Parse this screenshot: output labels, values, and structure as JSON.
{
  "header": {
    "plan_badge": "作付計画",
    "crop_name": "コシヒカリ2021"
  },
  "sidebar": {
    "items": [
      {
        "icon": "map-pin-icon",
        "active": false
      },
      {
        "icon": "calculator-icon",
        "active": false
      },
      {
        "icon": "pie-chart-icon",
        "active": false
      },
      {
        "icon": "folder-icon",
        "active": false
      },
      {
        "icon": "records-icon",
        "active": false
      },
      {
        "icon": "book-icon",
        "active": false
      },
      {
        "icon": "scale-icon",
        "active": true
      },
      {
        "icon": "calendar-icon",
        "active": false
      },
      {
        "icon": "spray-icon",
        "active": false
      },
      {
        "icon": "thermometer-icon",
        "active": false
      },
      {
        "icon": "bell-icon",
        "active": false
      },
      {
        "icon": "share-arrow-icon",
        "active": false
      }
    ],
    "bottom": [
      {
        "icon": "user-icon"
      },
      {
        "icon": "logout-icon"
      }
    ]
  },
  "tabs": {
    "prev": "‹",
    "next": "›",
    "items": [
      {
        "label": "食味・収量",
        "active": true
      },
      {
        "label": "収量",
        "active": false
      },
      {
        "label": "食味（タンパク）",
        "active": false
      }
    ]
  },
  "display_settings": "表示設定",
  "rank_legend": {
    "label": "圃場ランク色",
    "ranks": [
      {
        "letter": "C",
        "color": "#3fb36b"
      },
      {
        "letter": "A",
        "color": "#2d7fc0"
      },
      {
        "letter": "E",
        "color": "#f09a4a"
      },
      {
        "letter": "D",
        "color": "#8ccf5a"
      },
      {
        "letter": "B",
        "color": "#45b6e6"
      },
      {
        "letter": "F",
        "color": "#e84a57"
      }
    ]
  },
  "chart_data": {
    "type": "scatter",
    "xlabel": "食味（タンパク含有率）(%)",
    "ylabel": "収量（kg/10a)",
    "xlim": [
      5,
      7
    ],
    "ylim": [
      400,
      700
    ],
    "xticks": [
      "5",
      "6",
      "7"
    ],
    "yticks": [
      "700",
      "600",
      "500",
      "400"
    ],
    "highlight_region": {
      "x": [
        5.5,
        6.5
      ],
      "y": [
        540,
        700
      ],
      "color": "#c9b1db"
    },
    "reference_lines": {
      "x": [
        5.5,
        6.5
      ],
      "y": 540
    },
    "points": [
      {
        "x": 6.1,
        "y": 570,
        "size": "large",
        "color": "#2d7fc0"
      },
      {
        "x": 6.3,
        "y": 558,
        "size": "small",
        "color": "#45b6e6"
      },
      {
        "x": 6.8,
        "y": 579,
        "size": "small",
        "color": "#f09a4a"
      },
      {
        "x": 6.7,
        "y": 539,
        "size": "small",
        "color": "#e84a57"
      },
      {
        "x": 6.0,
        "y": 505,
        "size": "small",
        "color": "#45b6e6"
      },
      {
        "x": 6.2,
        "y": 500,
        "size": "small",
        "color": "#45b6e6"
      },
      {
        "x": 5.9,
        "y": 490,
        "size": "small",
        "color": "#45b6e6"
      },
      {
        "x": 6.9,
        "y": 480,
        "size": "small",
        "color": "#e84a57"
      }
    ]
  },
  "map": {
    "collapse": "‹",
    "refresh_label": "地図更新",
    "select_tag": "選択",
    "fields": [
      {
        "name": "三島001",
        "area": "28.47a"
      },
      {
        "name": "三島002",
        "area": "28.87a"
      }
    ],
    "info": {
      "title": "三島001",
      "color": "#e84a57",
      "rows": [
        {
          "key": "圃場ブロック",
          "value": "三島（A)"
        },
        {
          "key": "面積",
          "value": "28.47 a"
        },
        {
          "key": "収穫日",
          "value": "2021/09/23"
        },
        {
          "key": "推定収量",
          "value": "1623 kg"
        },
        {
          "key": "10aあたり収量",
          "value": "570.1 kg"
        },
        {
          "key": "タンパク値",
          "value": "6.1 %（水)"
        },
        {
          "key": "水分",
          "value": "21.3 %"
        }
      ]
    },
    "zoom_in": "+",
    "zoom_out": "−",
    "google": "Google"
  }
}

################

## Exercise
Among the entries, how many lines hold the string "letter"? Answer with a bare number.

## Solved problem
6